We took off out of there with no problem, and decided to circle back and land over the trees. On final I could only see half on the runway beyond the trees. The instructor suggested staying a little high over the trees in case we hit a downdraft and slipping away the extra altitude once we were clear of them. I've always liked forward slips and did them regularly in the Tampico. In a forward slip, you apply aileron (sidewise movement of the control stick) in one direction, and rudder in the opposite direction. This crabs the plane, and the side of the fuselage acts as a big speed brake. You don't want to slow down, though, so you lower the nose to maintain airpseed. This allows you to lose height rapidly without gaining a lot of airspeed.
We came over the trees and I moved the stick to the left and pushed hard on the right rudder. We came down like a rock until we were about 50 feet above the ground.

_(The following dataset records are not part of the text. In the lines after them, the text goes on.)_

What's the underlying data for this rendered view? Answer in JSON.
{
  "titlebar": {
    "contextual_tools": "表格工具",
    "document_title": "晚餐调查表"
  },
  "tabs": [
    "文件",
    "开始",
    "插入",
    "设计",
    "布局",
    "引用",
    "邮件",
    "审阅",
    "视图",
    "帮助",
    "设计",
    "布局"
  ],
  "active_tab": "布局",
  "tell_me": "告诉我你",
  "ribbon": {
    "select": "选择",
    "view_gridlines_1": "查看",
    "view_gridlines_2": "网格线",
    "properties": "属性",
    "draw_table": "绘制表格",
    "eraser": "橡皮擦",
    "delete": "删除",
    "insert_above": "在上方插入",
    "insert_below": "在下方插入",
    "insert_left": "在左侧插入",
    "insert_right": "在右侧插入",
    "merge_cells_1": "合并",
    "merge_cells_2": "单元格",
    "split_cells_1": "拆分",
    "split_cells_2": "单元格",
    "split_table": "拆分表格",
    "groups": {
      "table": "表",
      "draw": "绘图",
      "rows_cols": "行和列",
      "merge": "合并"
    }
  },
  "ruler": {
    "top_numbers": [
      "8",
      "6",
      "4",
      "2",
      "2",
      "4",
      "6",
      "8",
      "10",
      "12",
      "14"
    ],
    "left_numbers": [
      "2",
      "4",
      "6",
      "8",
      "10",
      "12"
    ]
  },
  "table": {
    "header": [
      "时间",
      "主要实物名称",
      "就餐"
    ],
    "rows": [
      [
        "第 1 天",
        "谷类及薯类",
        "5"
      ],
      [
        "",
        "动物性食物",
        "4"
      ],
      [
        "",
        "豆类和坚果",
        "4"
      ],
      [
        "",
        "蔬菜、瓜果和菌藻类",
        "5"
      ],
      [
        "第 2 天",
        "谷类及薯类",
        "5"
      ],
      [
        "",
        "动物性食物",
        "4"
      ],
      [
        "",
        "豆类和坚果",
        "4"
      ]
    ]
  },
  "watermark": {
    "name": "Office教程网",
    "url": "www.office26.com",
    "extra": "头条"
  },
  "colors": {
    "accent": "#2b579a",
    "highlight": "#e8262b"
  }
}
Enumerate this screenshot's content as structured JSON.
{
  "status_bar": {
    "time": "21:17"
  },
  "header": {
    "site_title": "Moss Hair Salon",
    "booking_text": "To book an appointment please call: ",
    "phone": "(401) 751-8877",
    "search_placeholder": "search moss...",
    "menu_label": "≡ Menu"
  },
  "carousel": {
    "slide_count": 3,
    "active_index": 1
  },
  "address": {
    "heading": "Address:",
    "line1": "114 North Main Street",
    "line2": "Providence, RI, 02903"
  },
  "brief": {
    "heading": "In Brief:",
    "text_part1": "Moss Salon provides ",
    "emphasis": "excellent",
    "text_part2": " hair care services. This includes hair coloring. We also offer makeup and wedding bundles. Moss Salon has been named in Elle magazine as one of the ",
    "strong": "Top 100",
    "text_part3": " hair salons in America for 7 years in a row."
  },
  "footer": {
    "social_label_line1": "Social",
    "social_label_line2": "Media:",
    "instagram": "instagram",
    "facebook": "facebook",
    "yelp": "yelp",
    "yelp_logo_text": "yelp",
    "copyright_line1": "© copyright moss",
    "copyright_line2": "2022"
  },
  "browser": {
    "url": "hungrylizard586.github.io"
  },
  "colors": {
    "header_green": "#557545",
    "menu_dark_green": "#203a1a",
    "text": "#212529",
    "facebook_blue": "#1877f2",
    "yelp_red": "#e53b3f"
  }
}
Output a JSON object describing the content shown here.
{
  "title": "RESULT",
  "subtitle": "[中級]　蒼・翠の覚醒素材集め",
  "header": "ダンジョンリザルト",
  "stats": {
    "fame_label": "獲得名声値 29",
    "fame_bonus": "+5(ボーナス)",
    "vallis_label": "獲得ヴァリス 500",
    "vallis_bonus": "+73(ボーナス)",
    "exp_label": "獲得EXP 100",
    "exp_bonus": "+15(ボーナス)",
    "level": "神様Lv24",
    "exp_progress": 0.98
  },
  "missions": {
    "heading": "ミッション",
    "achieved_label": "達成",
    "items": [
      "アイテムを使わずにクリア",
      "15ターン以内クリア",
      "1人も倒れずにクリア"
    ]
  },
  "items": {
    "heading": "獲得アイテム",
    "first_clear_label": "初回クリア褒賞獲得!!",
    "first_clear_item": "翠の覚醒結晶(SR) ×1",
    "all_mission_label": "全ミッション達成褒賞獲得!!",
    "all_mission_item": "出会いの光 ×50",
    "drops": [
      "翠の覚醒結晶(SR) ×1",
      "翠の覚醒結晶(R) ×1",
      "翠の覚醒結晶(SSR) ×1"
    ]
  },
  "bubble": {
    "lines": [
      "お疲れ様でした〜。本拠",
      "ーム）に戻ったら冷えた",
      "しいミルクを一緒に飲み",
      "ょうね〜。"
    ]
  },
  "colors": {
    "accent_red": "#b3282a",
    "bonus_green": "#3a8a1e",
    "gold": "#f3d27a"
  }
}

I released the rudder and centered the stick and slowed our descent. It's a strong testimony to the feeling of control I have in this plane that I would hold a slip that long. Usually in the Tampico I'd only slip down to 200 feet. The difference between the Tampico and the RV-6 seems like what you'd feel if you moved from a Buick sedan to a Miata.
We took off again and followed I-71 down to a grass airport named Port-O-John. This one had a more more narrow runway than we had been using, and had the distraction of being right next to I-71. Maybe that focused my concentration a bit more because it was the best landing I had made yet. Straight down the runway, no swerves. Whooo-hoo! The takeoff was just as good. So, back to Bolton to try the paved beast again.
How did it go? I don't want to talk about it.
I've gotten into the habit of post-flight inspecting the plane. I never really had to do that with the Tampico. But the RV-6 has just come out of annual, and things will usually vibrate loose for the first few hours. The radio vibrated out enough to lose its connection while we were out flying, for example. There were also a couple of loose screws after the first flight. This time, though, there was actual damage.
The right wheel pant had broken through the bolt and washer that holds it onto the wheel nut. It hadn't hit anything, but all the zigging and zagging back and forth on the paved runways was probably enough to roll the tire over to rub on it. I went ahead and took it and the left side off. I probably won't put them back on until I go to Oshkosh. It costs 5 - 10 mph to leave them off, but I'm weeks away from going any significant distance.
I put the plane back in the hangar, cleaned off the bugs, and grabbed a brew from the fridge. I sat on the couch and just stared at the plane while I enjoyed the breeze, the cold beer, and the sounds of the airport. I'm sure enjoying my vacation!